RECORDS PROVIDED –
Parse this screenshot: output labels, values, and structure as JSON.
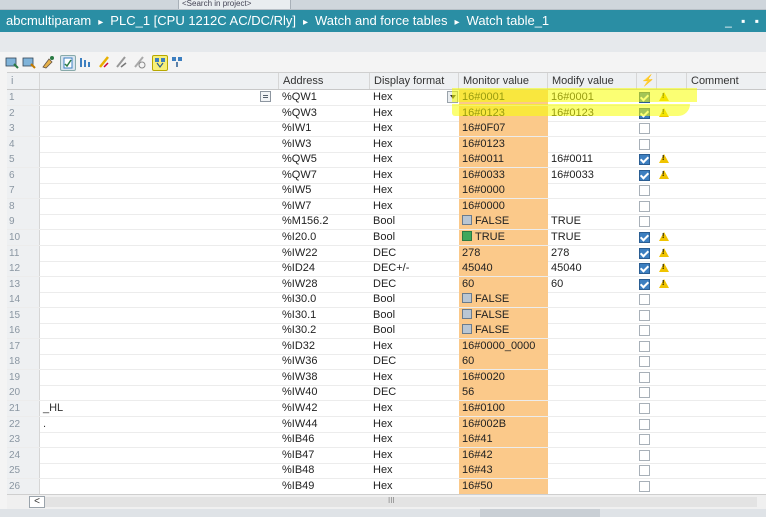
{
  "title_bar": {
    "crumbs": [
      "abcmultiparam",
      "PLC_1 [CPU 1212C AC/DC/Rly]",
      "Watch and force tables",
      "Watch table_1"
    ],
    "separator": "▸",
    "window_controls": "_ ▪ ▪"
  },
  "top_strip": {
    "search_text": "<Search in project>"
  },
  "colors": {
    "title_bar": "#2a8ea4",
    "monitor_column": "#fbc98a",
    "highlight": "#f8ff00",
    "checkbox_on": "#3d7fc0",
    "warning": "#f0c400",
    "bool_true": "#3ea85c"
  },
  "toolbar": {
    "icons": [
      "monitor-icon",
      "monitor-once-icon",
      "modify-icon",
      "modify-now-icon",
      "show-hide-columns-icon",
      "force-icon",
      "stop-force-icon",
      "force-all-icon",
      "monitor-all-icon",
      "modify-with-trigger-icon"
    ]
  },
  "table": {
    "headers": {
      "num": "i",
      "name": "",
      "address": "Address",
      "display_format": "Display format",
      "monitor_value": "Monitor value",
      "modify_value": "Modify value",
      "modify_flag": "⚡",
      "warn": "",
      "comment": "Comment"
    },
    "rows": [
      {
        "num": "1",
        "name": "",
        "address": "%QW1",
        "format": "Hex",
        "monitor": "16#0001",
        "modify": "16#0001",
        "checked": true,
        "warn": true
      },
      {
        "num": "2",
        "name": "",
        "address": "%QW3",
        "format": "Hex",
        "monitor": "16#0123",
        "modify": "16#0123",
        "checked": true,
        "warn": true
      },
      {
        "num": "3",
        "name": "",
        "address": "%IW1",
        "format": "Hex",
        "monitor": "16#0F07",
        "modify": "",
        "checked": false,
        "warn": false
      },
      {
        "num": "4",
        "name": "",
        "address": "%IW3",
        "format": "Hex",
        "monitor": "16#0123",
        "modify": "",
        "checked": false,
        "warn": false
      },
      {
        "num": "5",
        "name": "",
        "address": "%QW5",
        "format": "Hex",
        "monitor": "16#0011",
        "modify": "16#0011",
        "checked": true,
        "warn": true
      },
      {
        "num": "6",
        "name": "",
        "address": "%QW7",
        "format": "Hex",
        "monitor": "16#0033",
        "modify": "16#0033",
        "checked": true,
        "warn": true
      },
      {
        "num": "7",
        "name": "",
        "address": "%IW5",
        "format": "Hex",
        "monitor": "16#0000",
        "modify": "",
        "checked": false,
        "warn": false
      },
      {
        "num": "8",
        "name": "",
        "address": "%IW7",
        "format": "Hex",
        "monitor": "16#0000",
        "modify": "",
        "checked": false,
        "warn": false
      },
      {
        "num": "9",
        "name": "",
        "address": "%M156.2",
        "format": "Bool",
        "monitor": "FALSE",
        "bool": "false",
        "modify": "TRUE",
        "checked": false,
        "warn": false
      },
      {
        "num": "10",
        "name": "",
        "address": "%I20.0",
        "format": "Bool",
        "monitor": "TRUE",
        "bool": "true",
        "modify": "TRUE",
        "checked": true,
        "warn": true
      },
      {
        "num": "11",
        "name": "",
        "address": "%IW22",
        "format": "DEC",
        "monitor": "278",
        "modify": "278",
        "checked": true,
        "warn": true
      },
      {
        "num": "12",
        "name": "",
        "address": "%ID24",
        "format": "DEC+/-",
        "monitor": "45040",
        "modify": "45040",
        "checked": true,
        "warn": true
      },
      {
        "num": "13",
        "name": "",
        "address": "%IW28",
        "format": "DEC",
        "monitor": "60",
        "modify": "60",
        "checked": true,
        "warn": true
      },
      {
        "num": "14",
        "name": "",
        "address": "%I30.0",
        "format": "Bool",
        "monitor": "FALSE",
        "bool": "false",
        "modify": "",
        "checked": false,
        "warn": false
      },
      {
        "num": "15",
        "name": "",
        "address": "%I30.1",
        "format": "Bool",
        "monitor": "FALSE",
        "bool": "false",
        "modify": "",
        "checked": false,
        "warn": false
      },
      {
        "num": "16",
        "name": "",
        "address": "%I30.2",
        "format": "Bool",
        "monitor": "FALSE",
        "bool": "false",
        "modify": "",
        "checked": false,
        "warn": false
      },
      {
        "num": "17",
        "name": "",
        "address": "%ID32",
        "format": "Hex",
        "monitor": "16#0000_0000",
        "modify": "",
        "checked": false,
        "warn": false
      },
      {
        "num": "18",
        "name": "",
        "address": "%IW36",
        "format": "DEC",
        "monitor": "60",
        "modify": "",
        "checked": false,
        "warn": false
      },
      {
        "num": "19",
        "name": "",
        "address": "%IW38",
        "format": "Hex",
        "monitor": "16#0020",
        "modify": "",
        "checked": false,
        "warn": false
      },
      {
        "num": "20",
        "name": "",
        "address": "%IW40",
        "format": "DEC",
        "monitor": "56",
        "modify": "",
        "checked": false,
        "warn": false
      },
      {
        "num": "21",
        "name": "_HL",
        "address": "%IW42",
        "format": "Hex",
        "monitor": "16#0100",
        "modify": "",
        "checked": false,
        "warn": false
      },
      {
        "num": "22",
        "name": ".",
        "address": "%IW44",
        "format": "Hex",
        "monitor": "16#002B",
        "modify": "",
        "checked": false,
        "warn": false
      },
      {
        "num": "23",
        "name": "",
        "address": "%IB46",
        "format": "Hex",
        "monitor": "16#41",
        "modify": "",
        "checked": false,
        "warn": false
      },
      {
        "num": "24",
        "name": "",
        "address": "%IB47",
        "format": "Hex",
        "monitor": "16#42",
        "modify": "",
        "checked": false,
        "warn": false
      },
      {
        "num": "25",
        "name": "",
        "address": "%IB48",
        "format": "Hex",
        "monitor": "16#43",
        "modify": "",
        "checked": false,
        "warn": false
      },
      {
        "num": "26",
        "name": "",
        "address": "%IB49",
        "format": "Hex",
        "monitor": "16#50",
        "modify": "",
        "checked": false,
        "warn": false
      }
    ]
  },
  "scrollbar": {
    "left_arrow": "<",
    "grip": "III"
  }
}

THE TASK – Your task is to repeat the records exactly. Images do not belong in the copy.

RESULT OF THIS TASK –
Parse this screenshot: output labels, values, and structure as JSON.
{
  "title_bar": {
    "crumbs": [
      "abcmultiparam",
      "PLC_1 [CPU 1212C AC/DC/Rly]",
      "Watch and force tables",
      "Watch table_1"
    ],
    "separator": "▸",
    "window_controls": "_ ▪ ▪"
  },
  "top_strip": {
    "search_text": "<Search in project>"
  },
  "colors": {
    "title_bar": "#2a8ea4",
    "monitor_column": "#fbc98a",
    "highlight": "#f8ff00",
    "checkbox_on": "#3d7fc0",
    "warning": "#f0c400",
    "bool_true": "#3ea85c"
  },
  "toolbar": {
    "icons": [
      "monitor-icon",
      "monitor-once-icon",
      "modify-icon",
      "modify-now-icon",
      "show-hide-columns-icon",
      "force-icon",
      "stop-force-icon",
      "force-all-icon",
      "monitor-all-icon",
      "modify-with-trigger-icon"
    ]
  },
  "table": {
    "headers": {
      "num": "i",
      "name": "",
      "address": "Address",
      "display_format": "Display format",
      "monitor_value": "Monitor value",
      "modify_value": "Modify value",
      "modify_flag": "⚡",
      "warn": "",
      "comment": "Comment"
    },
    "rows": [
      {
        "num": "1",
        "name": "",
        "address": "%QW1",
        "format": "Hex",
        "monitor": "16#0001",
        "modify": "16#0001",
        "checked": true,
        "warn": true
      },
      {
        "num": "2",
        "name": "",
        "address": "%QW3",
        "format": "Hex",
        "monitor": "16#0123",
        "modify": "16#0123",
        "checked": true,
        "warn": true
      },
      {
        "num": "3",
        "name": "",
        "address": "%IW1",
        "format": "Hex",
        "monitor": "16#0F07",
        "modify": "",
        "checked": false,
        "warn": false
      },
      {
        "num": "4",
        "name": "",
        "address": "%IW3",
        "format": "Hex",
        "monitor": "16#0123",
        "modify": "",
        "checked": false,
        "warn": false
      },
      {
        "num": "5",
        "name": "",
        "address": "%QW5",
        "format": "Hex",
        "monitor": "16#0011",
        "modify": "16#0011",
        "checked": true,
        "warn": true
      },
      {
        "num": "6",
        "name": "",
        "address": "%QW7",
        "format": "Hex",
        "monitor": "16#0033",
        "modify": "16#0033",
        "checked": true,
        "warn": true
      },
      {
        "num": "7",
        "name": "",
        "address": "%IW5",
        "format": "Hex",
        "monitor": "16#0000",
        "modify": "",
        "checked": false,
        "warn": false
      },
      {
        "num": "8",
        "name": "",
        "address": "%IW7",
        "format": "Hex",
        "monitor": "16#0000",
        "modify": "",
        "checked": false,
        "warn": false
      },
      {
        "num": "9",
        "name": "",
        "address": "%M156.2",
        "format": "Bool",
        "monitor": "FALSE",
        "bool": "false",
        "modify": "TRUE",
        "checked": false,
        "warn": false
      },
      {
        "num": "10",
        "name": "",
        "address": "%I20.0",
        "format": "Bool",
        "monitor": "TRUE",
        "bool": "true",
        "modify": "TRUE",
        "checked": true,
        "warn": true
      },
      {
        "num": "11",
        "name": "",
        "address": "%IW22",
        "format": "DEC",
        "monitor": "278",
        "modify": "278",
        "checked": true,
        "warn": true
      },
      {
        "num": "12",
        "name": "",
        "address": "%ID24",
        "format": "DEC+/-",
        "monitor": "45040",
        "modify": "45040",
        "checked": true,
        "warn": true
      },
      {
        "num": "13",
        "name": "",
        "address": "%IW28",
        "format": "DEC",
        "monitor": "60",
        "modify": "60",
        "checked": true,
        "warn": true
      },
      {
        "num": "14",
        "name": "",
        "address": "%I30.0",
        "format": "Bool",
        "monitor": "FALSE",
        "bool": "false",
        "modify": "",
        "checked": false,
        "warn": false
      },
      {
        "num": "15",
        "name": "",
        "address": "%I30.1",
        "format": "Bool",
        "monitor": "FALSE",
        "bool": "false",
        "modify": "",
        "checked": false,
        "warn": false
      },
      {
        "num": "16",
        "name": "",
        "address": "%I30.2",
        "format": "Bool",
        "monitor": "FALSE",
        "bool": "false",
        "modify": "",
        "checked": false,
        "warn": false
      },
      {
        "num": "17",
        "name": "",
        "address": "%ID32",
        "format": "Hex",
        "monitor": "16#0000_0000",
        "modify": "",
        "checked": false,
        "warn": false
      },
      {
        "num": "18",
        "name": "",
        "address": "%IW36",
        "format": "DEC",
        "monitor": "60",
        "modify": "",
        "checked": false,
        "warn": false
      },
      {
        "num": "19",
        "name": "",
        "address": "%IW38",
        "format": "Hex",
        "monitor": "16#0020",
        "modify": "",
        "checked": false,
        "warn": false
      },
      {
        "num": "20",
        "name": "",
        "address": "%IW40",
        "format": "DEC",
        "monitor": "56",
        "modify": "",
        "checked": false,
        "warn": false
      },
      {
        "num": "21",
        "name": "_HL",
        "address": "%IW42",
        "format": "Hex",
        "monitor": "16#0100",
        "modify": "",
        "checked": false,
        "warn": false
      },
      {
        "num": "22",
        "name": ".",
        "address": "%IW44",
        "format": "Hex",
        "monitor": "16#002B",
        "modify": "",
        "checked": false,
        "warn": false
      },
      {
        "num": "23",
        "name": "",
        "address": "%IB46",
        "format": "Hex",
        "monitor": "16#41",
        "modify": "",
        "checked": false,
        "warn": false
      },
      {
        "num": "24",
        "name": "",
        "address": "%IB47",
        "format": "Hex",
        "monitor": "16#42",
        "modify": "",
        "checked": false,
        "warn": false
      },
      {
        "num": "25",
        "name": "",
        "address": "%IB48",
        "format": "Hex",
        "monitor": "16#43",
        "modify": "",
        "checked": false,
        "warn": false
      },
      {
        "num": "26",
        "name": "",
        "address": "%IB49",
        "format": "Hex",
        "monitor": "16#50",
        "modify": "",
        "checked": false,
        "warn": false
      }
    ]
  },
  "scrollbar": {
    "left_arrow": "<",
    "grip": "III"
  }
}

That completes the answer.